(Records contained in a dataset)
§ §

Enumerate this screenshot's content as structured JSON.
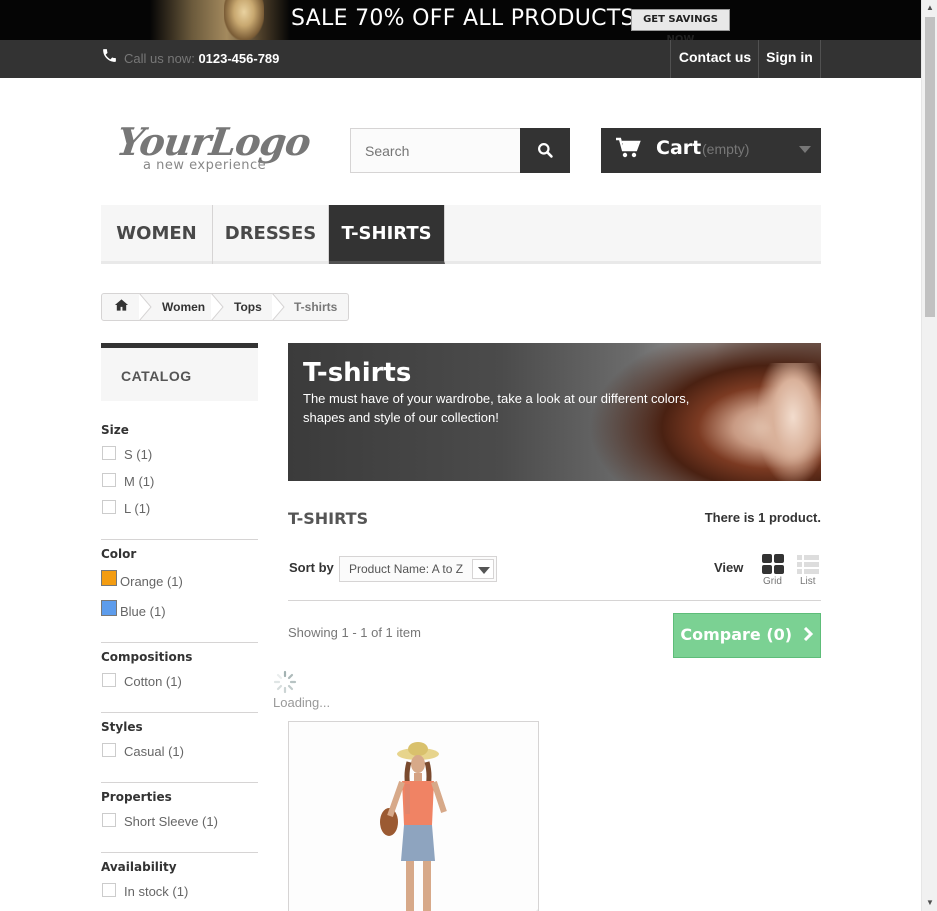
{
  "promo": {
    "sale_text": "SALE 70% OFF ALL PRODUCTS",
    "button_label": "GET SAVINGS NOW"
  },
  "topnav": {
    "call_label": "Call us now:",
    "phone": "0123-456-789",
    "contact": "Contact us",
    "signin": "Sign in"
  },
  "logo": {
    "main": "YourLogo",
    "tagline": "a new experience"
  },
  "search": {
    "placeholder": "Search"
  },
  "cart": {
    "label": "Cart",
    "status": "(empty)"
  },
  "menu": {
    "items": [
      "WOMEN",
      "DRESSES",
      "T-SHIRTS"
    ],
    "active": "T-SHIRTS"
  },
  "breadcrumb": {
    "items": [
      "Women",
      "Tops",
      "T-shirts"
    ]
  },
  "sidebar": {
    "title": "CATALOG",
    "facets": [
      {
        "title": "Size",
        "options": [
          "S (1)",
          "M (1)",
          "L (1)"
        ]
      },
      {
        "title": "Color",
        "options": [
          {
            "label": "Orange (1)",
            "color": "#f39c11"
          },
          {
            "label": "Blue (1)",
            "color": "#5d9cec"
          }
        ]
      },
      {
        "title": "Compositions",
        "options": [
          "Cotton (1)"
        ]
      },
      {
        "title": "Styles",
        "options": [
          "Casual (1)"
        ]
      },
      {
        "title": "Properties",
        "options": [
          "Short Sleeve (1)"
        ]
      },
      {
        "title": "Availability",
        "options": [
          "In stock (1)"
        ]
      }
    ]
  },
  "category": {
    "banner_title": "T-shirts",
    "banner_text": "The must have of your wardrobe, take a look at our different colors, shapes and style of our collection!",
    "heading": "T-SHIRTS",
    "product_count": "There is 1 product.",
    "sort_label": "Sort by",
    "sort_value": "Product Name: A to Z",
    "view_label": "View",
    "view_grid": "Grid",
    "view_list": "List",
    "showing": "Showing 1 - 1 of 1 item",
    "compare": "Compare (0)",
    "loading": "Loading..."
  },
  "colors": {
    "dark": "#333333",
    "compare_green": "#7bd193",
    "accent_orange": "#f39c11",
    "accent_blue": "#5d9cec"
  }
}
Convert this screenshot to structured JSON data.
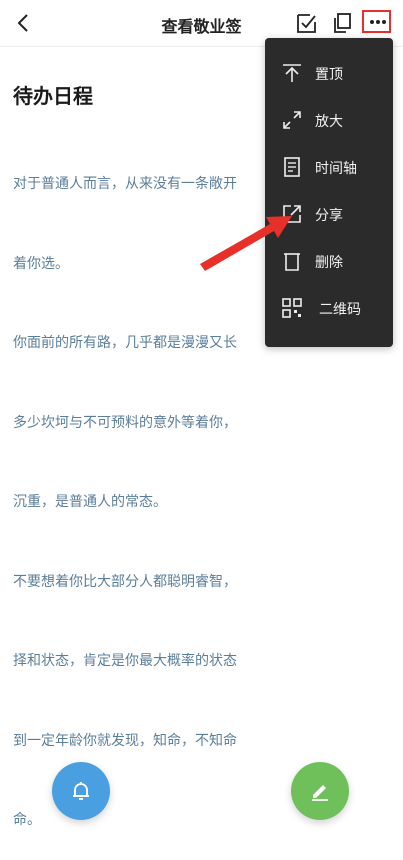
{
  "header": {
    "title": "查看敬业签"
  },
  "note": {
    "title": "待办日程",
    "lines": [
      "对于普通人而言，从来没有一条敞开",
      "着你选。",
      "你面前的所有路，几乎都是漫漫又长",
      "多少坎坷与不可预料的意外等着你，",
      "沉重，是普通人的常态。",
      "不要想着你比大部分人都聪明睿智，",
      "择和状态，肯定是你最大概率的状态",
      "到一定年龄你就发现，知命，不知命",
      "命。"
    ]
  },
  "menu": {
    "items": [
      {
        "label": "置顶",
        "icon": "pin-top-icon"
      },
      {
        "label": "放大",
        "icon": "expand-icon"
      },
      {
        "label": "时间轴",
        "icon": "timeline-icon"
      },
      {
        "label": "分享",
        "icon": "share-icon"
      },
      {
        "label": "删除",
        "icon": "trash-icon"
      },
      {
        "label": "二维码",
        "icon": "qr-code-icon"
      }
    ]
  },
  "colors": {
    "accent_red": "#e8302a",
    "body_text": "#5b7e9a",
    "menu_bg": "#2b2b2b",
    "fab_blue": "#4a9fe0",
    "fab_green": "#6fbf5a"
  }
}
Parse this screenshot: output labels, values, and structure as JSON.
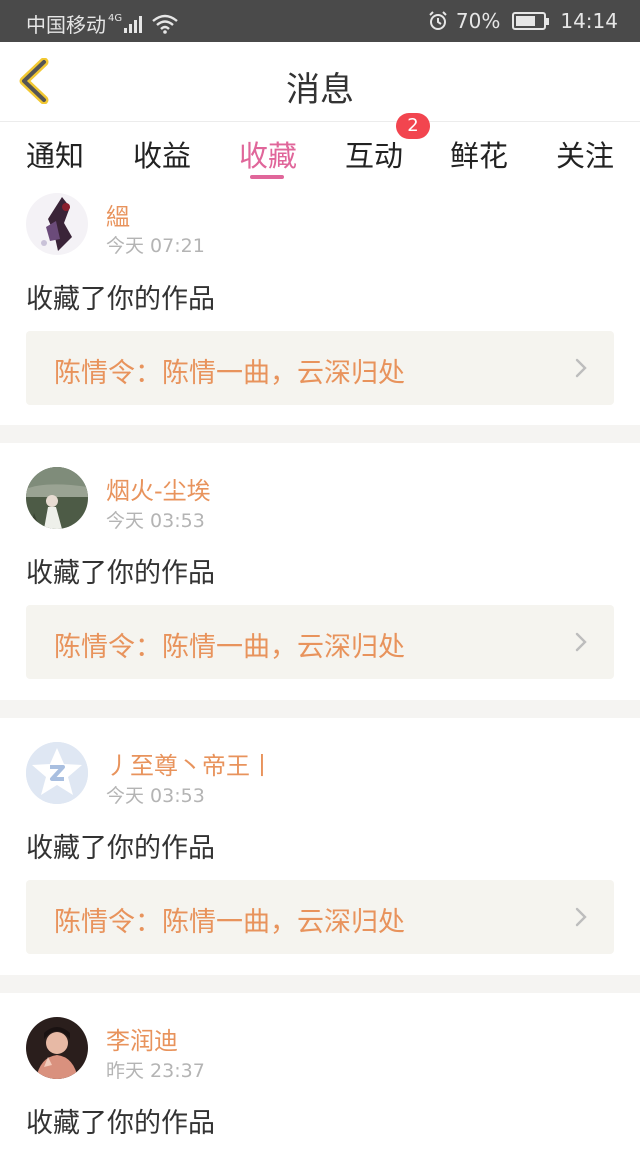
{
  "status_bar": {
    "carrier": "中国移动",
    "network": "4G",
    "battery": "70%",
    "battery_level": 0.7,
    "time": "14:14"
  },
  "header": {
    "title": "消息"
  },
  "tabs": [
    {
      "label": "通知"
    },
    {
      "label": "收益"
    },
    {
      "label": "收藏"
    },
    {
      "label": "互动"
    },
    {
      "label": "鲜花"
    },
    {
      "label": "关注"
    }
  ],
  "active_tab": "收藏",
  "badge": {
    "tab": "互动",
    "count": "2"
  },
  "feed": [
    {
      "user": "縕",
      "time": "今天 07:21",
      "action": "收藏了你的作品",
      "work": "陈情令：陈情一曲，云深归处"
    },
    {
      "user": "烟火-尘埃",
      "time": "今天 03:53",
      "action": "收藏了你的作品",
      "work": "陈情令：陈情一曲，云深归处"
    },
    {
      "user": "丿至尊丶帝王丨",
      "time": "今天 03:53",
      "action": "收藏了你的作品",
      "work": "陈情令：陈情一曲，云深归处"
    },
    {
      "user": "李润迪",
      "time": "昨天 23:37",
      "action": "收藏了你的作品"
    }
  ],
  "colors": {
    "accent": "#e0669a",
    "name": "#e8935c",
    "badge": "#f2454f",
    "status_bar": "#4a4a4a"
  }
}
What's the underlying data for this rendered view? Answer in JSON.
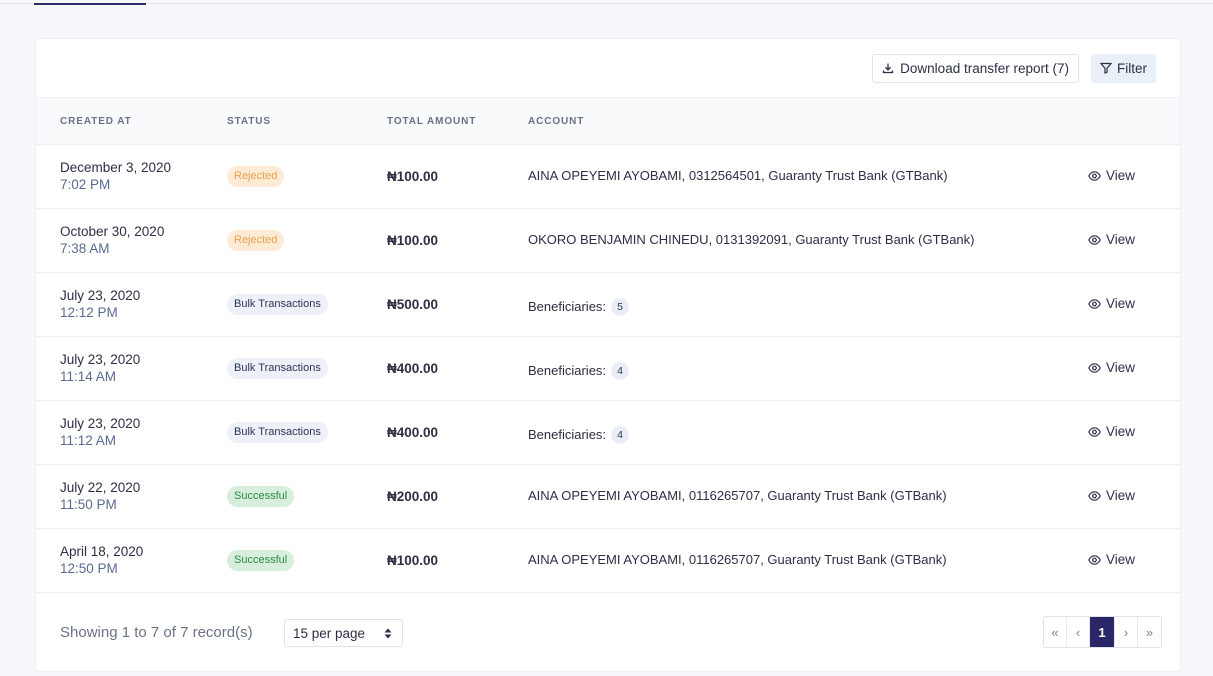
{
  "toolbar": {
    "download_label": "Download transfer report (7)",
    "filter_label": "Filter"
  },
  "columns": {
    "created_at": "CREATED AT",
    "status": "STATUS",
    "total_amount": "TOTAL AMOUNT",
    "account": "ACCOUNT"
  },
  "rows": [
    {
      "date": "December 3, 2020",
      "time": "7:02 PM",
      "status": "Rejected",
      "status_type": "rejected",
      "amount": "₦100.00",
      "account": "AINA OPEYEMI AYOBAMI, 0312564501, Guaranty Trust Bank (GTBank)",
      "beneficiaries": null,
      "view_label": "View"
    },
    {
      "date": "October 30, 2020",
      "time": "7:38 AM",
      "status": "Rejected",
      "status_type": "rejected",
      "amount": "₦100.00",
      "account": "OKORO BENJAMIN CHINEDU, 0131392091, Guaranty Trust Bank (GTBank)",
      "beneficiaries": null,
      "view_label": "View"
    },
    {
      "date": "July 23, 2020",
      "time": "12:12 PM",
      "status": "Bulk Transactions",
      "status_type": "bulk",
      "amount": "₦500.00",
      "account": "Beneficiaries:",
      "beneficiaries": "5",
      "view_label": "View"
    },
    {
      "date": "July 23, 2020",
      "time": "11:14 AM",
      "status": "Bulk Transactions",
      "status_type": "bulk",
      "amount": "₦400.00",
      "account": "Beneficiaries:",
      "beneficiaries": "4",
      "view_label": "View"
    },
    {
      "date": "July 23, 2020",
      "time": "11:12 AM",
      "status": "Bulk Transactions",
      "status_type": "bulk",
      "amount": "₦400.00",
      "account": "Beneficiaries:",
      "beneficiaries": "4",
      "view_label": "View"
    },
    {
      "date": "July 22, 2020",
      "time": "11:50 PM",
      "status": "Successful",
      "status_type": "success",
      "amount": "₦200.00",
      "account": "AINA OPEYEMI AYOBAMI, 0116265707, Guaranty Trust Bank (GTBank)",
      "beneficiaries": null,
      "view_label": "View"
    },
    {
      "date": "April 18, 2020",
      "time": "12:50 PM",
      "status": "Successful",
      "status_type": "success",
      "amount": "₦100.00",
      "account": "AINA OPEYEMI AYOBAMI, 0116265707, Guaranty Trust Bank (GTBank)",
      "beneficiaries": null,
      "view_label": "View"
    }
  ],
  "footer": {
    "showing_text": "Showing 1 to 7 of 7 record(s)",
    "per_page": "15 per page",
    "pager": {
      "first": "«",
      "prev": "‹",
      "current": "1",
      "next": "›",
      "last": "»"
    }
  },
  "icons": {
    "download": "download-icon",
    "filter": "filter-icon",
    "view": "eye-icon",
    "select": "sort-arrows-icon"
  },
  "colors": {
    "accent": "#2a2668",
    "rejected_bg": "#fdebd5",
    "rejected_text": "#e8a24a",
    "success_bg": "#d7eedd",
    "success_text": "#2e8a46",
    "bulk_bg": "#edf1f7"
  }
}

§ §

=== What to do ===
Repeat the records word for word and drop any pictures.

=== Solution for this task ===
Enumerate this screenshot's content as structured JSON.
{
  "promo": {
    "sale_text": "SALE 70% OFF ALL PRODUCTS",
    "button_label": "GET SAVINGS NOW"
  },
  "topnav": {
    "call_label": "Call us now:",
    "phone": "0123-456-789",
    "contact": "Contact us",
    "signin": "Sign in"
  },
  "logo": {
    "main": "YourLogo",
    "tagline": "a new experience"
  },
  "search": {
    "placeholder": "Search"
  },
  "cart": {
    "label": "Cart",
    "status": "(empty)"
  },
  "menu": {
    "items": [
      "WOMEN",
      "DRESSES",
      "T-SHIRTS"
    ],
    "active": "T-SHIRTS"
  },
  "breadcrumb": {
    "items": [
      "Women",
      "Tops",
      "T-shirts"
    ]
  },
  "sidebar": {
    "title": "CATALOG",
    "facets": [
      {
        "title": "Size",
        "options": [
          "S (1)",
          "M (1)",
          "L (1)"
        ]
      },
      {
        "title": "Color",
        "options": [
          {
            "label": "Orange (1)",
            "color": "#f39c11"
          },
          {
            "label": "Blue (1)",
            "color": "#5d9cec"
          }
        ]
      },
      {
        "title": "Compositions",
        "options": [
          "Cotton (1)"
        ]
      },
      {
        "title": "Styles",
        "options": [
          "Casual (1)"
        ]
      },
      {
        "title": "Properties",
        "options": [
          "Short Sleeve (1)"
        ]
      },
      {
        "title": "Availability",
        "options": [
          "In stock (1)"
        ]
      }
    ]
  },
  "category": {
    "banner_title": "T-shirts",
    "banner_text": "The must have of your wardrobe, take a look at our different colors, shapes and style of our collection!",
    "heading": "T-SHIRTS",
    "product_count": "There is 1 product.",
    "sort_label": "Sort by",
    "sort_value": "Product Name: A to Z",
    "view_label": "View",
    "view_grid": "Grid",
    "view_list": "List",
    "showing": "Showing 1 - 1 of 1 item",
    "compare": "Compare (0)",
    "loading": "Loading..."
  },
  "colors": {
    "dark": "#333333",
    "compare_green": "#7bd193",
    "accent_orange": "#f39c11",
    "accent_blue": "#5d9cec"
  }
}
Convert this screenshot to structured JSON data.
{
  "header": {
    "title": "查看敬业签"
  },
  "note": {
    "title": "待办日程",
    "lines": [
      "对于普通人而言，从来没有一条敞开",
      "着你选。",
      "你面前的所有路，几乎都是漫漫又长",
      "多少坎坷与不可预料的意外等着你，",
      "沉重，是普通人的常态。",
      "不要想着你比大部分人都聪明睿智，",
      "择和状态，肯定是你最大概率的状态",
      "到一定年龄你就发现，知命，不知命",
      "命。"
    ]
  },
  "menu": {
    "items": [
      {
        "label": "置顶",
        "icon": "pin-top-icon"
      },
      {
        "label": "放大",
        "icon": "expand-icon"
      },
      {
        "label": "时间轴",
        "icon": "timeline-icon"
      },
      {
        "label": "分享",
        "icon": "share-icon"
      },
      {
        "label": "删除",
        "icon": "trash-icon"
      },
      {
        "label": "二维码",
        "icon": "qr-code-icon"
      }
    ]
  },
  "colors": {
    "accent_red": "#e8302a",
    "body_text": "#5b7e9a",
    "menu_bg": "#2b2b2b",
    "fab_blue": "#4a9fe0",
    "fab_green": "#6fbf5a"
  }
}
Parse this screenshot: output labels, values, and structure as JSON.
{
  "status_bar": {
    "carrier": "中国移动",
    "network": "4G",
    "battery": "70%",
    "battery_level": 0.7,
    "time": "14:14"
  },
  "header": {
    "title": "消息"
  },
  "tabs": [
    {
      "label": "通知"
    },
    {
      "label": "收益"
    },
    {
      "label": "收藏"
    },
    {
      "label": "互动"
    },
    {
      "label": "鲜花"
    },
    {
      "label": "关注"
    }
  ],
  "active_tab": "收藏",
  "badge": {
    "tab": "互动",
    "count": "2"
  },
  "feed": [
    {
      "user": "縕",
      "time": "今天 07:21",
      "action": "收藏了你的作品",
      "work": "陈情令：陈情一曲，云深归处"
    },
    {
      "user": "烟火-尘埃",
      "time": "今天 03:53",
      "action": "收藏了你的作品",
      "work": "陈情令：陈情一曲，云深归处"
    },
    {
      "user": "丿至尊丶帝王丨",
      "time": "今天 03:53",
      "action": "收藏了你的作品",
      "work": "陈情令：陈情一曲，云深归处"
    },
    {
      "user": "李润迪",
      "time": "昨天 23:37",
      "action": "收藏了你的作品"
    }
  ],
  "colors": {
    "accent": "#e0669a",
    "name": "#e8935c",
    "badge": "#f2454f",
    "status_bar": "#4a4a4a"
  }
}
What's the underlying data for this rendered view? Answer in JSON.
{
  "toolbar": {
    "download_label": "Download transfer report (7)",
    "filter_label": "Filter"
  },
  "columns": {
    "created_at": "CREATED AT",
    "status": "STATUS",
    "total_amount": "TOTAL AMOUNT",
    "account": "ACCOUNT"
  },
  "rows": [
    {
      "date": "December 3, 2020",
      "time": "7:02 PM",
      "status": "Rejected",
      "status_type": "rejected",
      "amount": "₦100.00",
      "account": "AINA OPEYEMI AYOBAMI, 0312564501, Guaranty Trust Bank (GTBank)",
      "beneficiaries": null,
      "view_label": "View"
    },
    {
      "date": "October 30, 2020",
      "time": "7:38 AM",
      "status": "Rejected",
      "status_type": "rejected",
      "amount": "₦100.00",
      "account": "OKORO BENJAMIN CHINEDU, 0131392091, Guaranty Trust Bank (GTBank)",
      "beneficiaries": null,
      "view_label": "View"
    },
    {
      "date": "July 23, 2020",
      "time": "12:12 PM",
      "status": "Bulk Transactions",
      "status_type": "bulk",
      "amount": "₦500.00",
      "account": "Beneficiaries:",
      "beneficiaries": "5",
      "view_label": "View"
    },
    {
      "date": "July 23, 2020",
      "time": "11:14 AM",
      "status": "Bulk Transactions",
      "status_type": "bulk",
      "amount": "₦400.00",
      "account": "Beneficiaries:",
      "beneficiaries": "4",
      "view_label": "View"
    },
    {
      "date": "July 23, 2020",
      "time": "11:12 AM",
      "status": "Bulk Transactions",
      "status_type": "bulk",
      "amount": "₦400.00",
      "account": "Beneficiaries:",
      "beneficiaries": "4",
      "view_label": "View"
    },
    {
      "date": "July 22, 2020",
      "time": "11:50 PM",
      "status": "Successful",
      "status_type": "success",
      "amount": "₦200.00",
      "account": "AINA OPEYEMI AYOBAMI, 0116265707, Guaranty Trust Bank (GTBank)",
      "beneficiaries": null,
      "view_label": "View"
    },
    {
      "date": "April 18, 2020",
      "time": "12:50 PM",
      "status": "Successful",
      "status_type": "success",
      "amount": "₦100.00",
      "account": "AINA OPEYEMI AYOBAMI, 0116265707, Guaranty Trust Bank (GTBank)",
      "beneficiaries": null,
      "view_label": "View"
    }
  ],
  "footer": {
    "showing_text": "Showing 1 to 7 of 7 record(s)",
    "per_page": "15 per page",
    "pager": {
      "first": "«",
      "prev": "‹",
      "current": "1",
      "next": "›",
      "last": "»"
    }
  },
  "icons": {
    "download": "download-icon",
    "filter": "filter-icon",
    "view": "eye-icon",
    "select": "sort-arrows-icon"
  },
  "colors": {
    "accent": "#2a2668",
    "rejected_bg": "#fdebd5",
    "rejected_text": "#e8a24a",
    "success_bg": "#d7eedd",
    "success_text": "#2e8a46",
    "bulk_bg": "#edf1f7"
  }
}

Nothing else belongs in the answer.